“And that’s . . . the REST of the story . . . “
Remember Paul Harvey? He would tell us some remarkable story, and then he would tell us the REST of the story. The part we didn’t know.
The part that actually mattered most.
I had a rest-of-the-story moment last week. Like everyone, I was following the Larry Nassar trial — whether I wanted to or not, my news feed was flooded. One day, I noticed my personal friends-and-family feed lighting up with clips, comments, and articles about a young woman, Rachael Denhollander, who had — remarkably, and please note, I’m not contesting or diminishing this part of the story — included in her impact statement a brief but powerful testimony of the gospel. You know — forgiveness, grace.
And oh, my Christian friends were all over that. Praise! Marvel! Witness!
I was intrigued — as I said, it is remarkable and moving — so, I went to read the transcript of her entire impact statement, as you do.
Or maybe just as I do, being as how I’m not satisfied to take anyone’s word for anything or just watch a video clip.
As I was reading her entire transcript, a phrase jumped out at me. The part where she said, ” . . . My advocacy for sexual assault victims, something I cherished, cost me my church . . . I was left alone and isolated . . . ”
And then this: “This is what it looks like when institutions create a culture where a predator can flourish unafraid and unabated and this is what it looks like when people in authority refuse to listen, put friendships in front of the truth, fail to create or enforce proper policy and fail to hold enablers accountable.”
My ears filled with white noise and my hands shook.
This was the rest of the story.
This was my story. Rachael Denhollander, in one of the most public court cases in our generation, was standing before a judge and she was telling my story. “This is what it looks like when institutions create a culture where a predator can flourish unafraid and unabated and this is what it looks like when people in authority refuse to listen, put friendships in front of the truth, fail to create or enforce proper policy and fail to hold enablers accountable.”
This was the part that the Christian community didn’t notice, or ignored. So — because, as my song inspiration for this blog points out, I have an issue with keeping my big mouth shut — I shared that part of the story, the part that jumped out at me. It felt a little bit like I got my hand smacked — just gently, mind you — until a few lovely and brave friends came alongside me and said — “I hear you. I’ve heard you before. I know. You’ve been saying this for years. I’ve listened.”

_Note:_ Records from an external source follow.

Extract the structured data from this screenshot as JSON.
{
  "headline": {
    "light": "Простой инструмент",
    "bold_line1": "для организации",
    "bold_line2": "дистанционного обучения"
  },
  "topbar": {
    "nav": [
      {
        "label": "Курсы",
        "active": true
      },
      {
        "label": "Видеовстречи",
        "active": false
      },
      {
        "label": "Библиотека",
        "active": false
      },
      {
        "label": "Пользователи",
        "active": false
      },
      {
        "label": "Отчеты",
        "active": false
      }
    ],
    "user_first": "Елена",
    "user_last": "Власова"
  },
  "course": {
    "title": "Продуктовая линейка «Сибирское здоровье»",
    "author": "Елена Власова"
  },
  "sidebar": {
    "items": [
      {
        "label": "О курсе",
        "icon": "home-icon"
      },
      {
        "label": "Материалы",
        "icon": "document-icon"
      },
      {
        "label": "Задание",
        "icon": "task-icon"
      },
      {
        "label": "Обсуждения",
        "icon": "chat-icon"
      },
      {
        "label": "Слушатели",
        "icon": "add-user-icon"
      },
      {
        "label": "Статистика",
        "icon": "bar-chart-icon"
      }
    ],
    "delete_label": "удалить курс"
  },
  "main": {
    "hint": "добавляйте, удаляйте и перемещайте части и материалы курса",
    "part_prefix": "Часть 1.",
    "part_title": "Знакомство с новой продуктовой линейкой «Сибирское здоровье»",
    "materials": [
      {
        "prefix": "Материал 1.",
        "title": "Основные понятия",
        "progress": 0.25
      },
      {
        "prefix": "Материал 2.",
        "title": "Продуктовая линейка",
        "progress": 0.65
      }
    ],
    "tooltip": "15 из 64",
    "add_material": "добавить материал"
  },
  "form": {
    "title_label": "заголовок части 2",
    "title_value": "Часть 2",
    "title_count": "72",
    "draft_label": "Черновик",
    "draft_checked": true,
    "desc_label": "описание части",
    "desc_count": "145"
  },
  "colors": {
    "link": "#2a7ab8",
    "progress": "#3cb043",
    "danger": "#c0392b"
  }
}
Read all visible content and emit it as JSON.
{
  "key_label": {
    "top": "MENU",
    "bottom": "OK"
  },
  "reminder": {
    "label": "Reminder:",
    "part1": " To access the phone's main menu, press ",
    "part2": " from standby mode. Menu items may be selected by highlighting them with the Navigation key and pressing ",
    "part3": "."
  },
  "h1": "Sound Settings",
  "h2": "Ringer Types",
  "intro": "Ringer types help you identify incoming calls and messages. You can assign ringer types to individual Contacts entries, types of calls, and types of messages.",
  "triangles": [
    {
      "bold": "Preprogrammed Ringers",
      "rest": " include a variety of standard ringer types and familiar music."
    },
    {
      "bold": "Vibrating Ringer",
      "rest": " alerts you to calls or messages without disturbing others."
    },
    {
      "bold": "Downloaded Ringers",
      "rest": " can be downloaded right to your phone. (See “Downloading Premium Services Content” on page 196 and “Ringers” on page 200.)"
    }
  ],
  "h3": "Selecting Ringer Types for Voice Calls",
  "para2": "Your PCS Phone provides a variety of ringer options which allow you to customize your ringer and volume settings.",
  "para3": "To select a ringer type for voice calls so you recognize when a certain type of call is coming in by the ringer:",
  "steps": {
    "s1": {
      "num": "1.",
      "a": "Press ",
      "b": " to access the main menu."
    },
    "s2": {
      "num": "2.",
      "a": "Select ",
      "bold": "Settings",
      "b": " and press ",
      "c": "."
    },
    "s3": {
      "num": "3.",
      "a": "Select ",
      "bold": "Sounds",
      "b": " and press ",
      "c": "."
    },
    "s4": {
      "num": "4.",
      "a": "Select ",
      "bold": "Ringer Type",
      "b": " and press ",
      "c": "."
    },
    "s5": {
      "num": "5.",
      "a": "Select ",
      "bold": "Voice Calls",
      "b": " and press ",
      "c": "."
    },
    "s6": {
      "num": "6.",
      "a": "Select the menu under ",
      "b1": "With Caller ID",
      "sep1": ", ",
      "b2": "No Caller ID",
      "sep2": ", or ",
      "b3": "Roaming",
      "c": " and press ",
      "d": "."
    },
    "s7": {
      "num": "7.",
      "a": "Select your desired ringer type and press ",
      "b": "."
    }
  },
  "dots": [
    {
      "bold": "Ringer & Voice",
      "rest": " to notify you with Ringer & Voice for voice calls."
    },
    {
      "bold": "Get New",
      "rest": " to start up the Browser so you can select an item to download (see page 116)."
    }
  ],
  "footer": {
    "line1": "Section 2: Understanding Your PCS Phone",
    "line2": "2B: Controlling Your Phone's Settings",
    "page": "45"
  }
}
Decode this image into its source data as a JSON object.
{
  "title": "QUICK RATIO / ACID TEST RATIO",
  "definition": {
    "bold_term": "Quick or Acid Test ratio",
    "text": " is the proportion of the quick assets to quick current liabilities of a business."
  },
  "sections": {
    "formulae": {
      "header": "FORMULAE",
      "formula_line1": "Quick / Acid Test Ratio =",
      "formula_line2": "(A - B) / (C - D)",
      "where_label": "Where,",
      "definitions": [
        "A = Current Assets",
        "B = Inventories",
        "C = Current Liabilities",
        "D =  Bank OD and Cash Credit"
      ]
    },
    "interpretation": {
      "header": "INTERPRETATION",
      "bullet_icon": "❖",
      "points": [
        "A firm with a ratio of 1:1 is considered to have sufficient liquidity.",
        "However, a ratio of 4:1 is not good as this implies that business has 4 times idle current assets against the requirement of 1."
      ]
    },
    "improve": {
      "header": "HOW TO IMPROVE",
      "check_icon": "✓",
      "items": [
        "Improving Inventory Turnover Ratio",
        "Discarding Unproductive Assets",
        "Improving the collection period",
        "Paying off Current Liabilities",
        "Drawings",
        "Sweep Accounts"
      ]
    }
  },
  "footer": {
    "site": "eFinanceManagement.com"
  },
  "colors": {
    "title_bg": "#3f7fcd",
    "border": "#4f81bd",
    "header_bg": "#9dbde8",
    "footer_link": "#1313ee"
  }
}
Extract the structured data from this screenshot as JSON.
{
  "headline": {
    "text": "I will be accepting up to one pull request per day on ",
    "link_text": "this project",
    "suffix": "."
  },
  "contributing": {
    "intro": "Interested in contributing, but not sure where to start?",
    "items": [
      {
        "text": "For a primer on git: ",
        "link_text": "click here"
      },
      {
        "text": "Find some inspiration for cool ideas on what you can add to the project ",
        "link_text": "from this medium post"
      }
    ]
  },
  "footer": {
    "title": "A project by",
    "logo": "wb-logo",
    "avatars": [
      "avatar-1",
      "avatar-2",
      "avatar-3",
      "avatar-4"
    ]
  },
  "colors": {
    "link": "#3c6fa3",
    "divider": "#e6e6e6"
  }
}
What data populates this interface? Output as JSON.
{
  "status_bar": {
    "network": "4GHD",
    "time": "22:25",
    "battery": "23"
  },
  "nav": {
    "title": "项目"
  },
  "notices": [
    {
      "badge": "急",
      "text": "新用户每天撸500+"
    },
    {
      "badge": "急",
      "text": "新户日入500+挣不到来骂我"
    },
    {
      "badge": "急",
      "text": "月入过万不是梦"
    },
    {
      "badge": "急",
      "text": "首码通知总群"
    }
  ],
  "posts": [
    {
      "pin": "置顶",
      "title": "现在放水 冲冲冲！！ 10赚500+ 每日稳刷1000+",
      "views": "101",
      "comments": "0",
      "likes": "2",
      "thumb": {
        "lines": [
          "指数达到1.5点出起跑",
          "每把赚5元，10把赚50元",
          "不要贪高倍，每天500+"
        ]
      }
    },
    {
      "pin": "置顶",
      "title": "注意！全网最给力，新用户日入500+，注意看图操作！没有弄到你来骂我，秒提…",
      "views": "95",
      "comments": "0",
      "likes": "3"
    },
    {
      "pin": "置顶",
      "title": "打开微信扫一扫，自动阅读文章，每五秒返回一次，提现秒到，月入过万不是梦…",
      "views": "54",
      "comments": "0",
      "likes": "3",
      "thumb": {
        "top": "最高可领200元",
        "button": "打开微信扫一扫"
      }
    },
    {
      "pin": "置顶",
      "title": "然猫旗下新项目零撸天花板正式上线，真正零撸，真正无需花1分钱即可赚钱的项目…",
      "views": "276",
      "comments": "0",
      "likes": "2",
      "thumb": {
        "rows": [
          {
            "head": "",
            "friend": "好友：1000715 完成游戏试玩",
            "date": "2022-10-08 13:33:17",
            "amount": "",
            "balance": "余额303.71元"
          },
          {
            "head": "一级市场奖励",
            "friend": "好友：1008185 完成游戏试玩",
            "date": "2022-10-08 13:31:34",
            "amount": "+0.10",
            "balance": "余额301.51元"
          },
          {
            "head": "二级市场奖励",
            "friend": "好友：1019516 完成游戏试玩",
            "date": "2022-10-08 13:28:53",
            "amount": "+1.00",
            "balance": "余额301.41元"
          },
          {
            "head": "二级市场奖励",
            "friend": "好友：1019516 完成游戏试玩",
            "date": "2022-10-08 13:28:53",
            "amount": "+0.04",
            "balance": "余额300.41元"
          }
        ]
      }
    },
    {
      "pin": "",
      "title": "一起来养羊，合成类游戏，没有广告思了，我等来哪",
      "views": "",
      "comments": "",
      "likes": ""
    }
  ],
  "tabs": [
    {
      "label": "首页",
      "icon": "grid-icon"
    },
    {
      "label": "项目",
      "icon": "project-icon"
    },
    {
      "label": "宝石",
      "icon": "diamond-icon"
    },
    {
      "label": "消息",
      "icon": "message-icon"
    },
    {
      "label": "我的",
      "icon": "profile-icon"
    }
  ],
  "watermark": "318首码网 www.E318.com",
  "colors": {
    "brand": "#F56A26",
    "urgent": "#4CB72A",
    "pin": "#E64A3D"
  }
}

(Thank you, friends.)
I wondered — did anyone else notice that the Christian community was missing the point?
Yeah. Rachael Denhollander noticed. She got the message, loud and clear, and she called it out loud and clear in an interview with Christianity Today.
She called it for what it was, and she made another impact statement, this one in the court of public opinion, and she went on record, and she said, ” But I have found it very interesting, to be honest, that every single Christian publication or speaker that has mentioned my statement has only ever focused on the aspect of forgiveness. Very few, if any of them, have recognized what else came with that statement, which was a swift and intentional pursuit of God’s justice.”
And then she turned around and did it again, she told my story again, when she said, “Church is one of the least safe places to acknowledge abuse because the way it is counseled is, more often than not, damaging to the victim . . . There are very, very few who have ever found true help in the church.”
Preach, sister. I’ve been saying this your whole lifetime, loudly, to anyone who would listen.
So what happens now, what happens now that the rest of the story is out there? What will happen, with a broad evangelical Christian community that quickly embraced Rachael Denhollander as a darling and then fell into awkward silence when she applied the truth of institutional abuse to the evangelical church?
What will happen, for those of us who have been dismissed and ignored for decades as we have spoken this truth?
I’m not sure.
I hope we haven’t yet heard the rest of the story. I hope we have yet to get to the part where as an institution, the church stops, takes a breath, and starts to listen.
(Speaking of the rest of the story — please, take the time to click on the links and read Rachael’s transcript in its entirety, and the entirety of the Christianity Today interview. It’s time we started listening to everything that’s said.)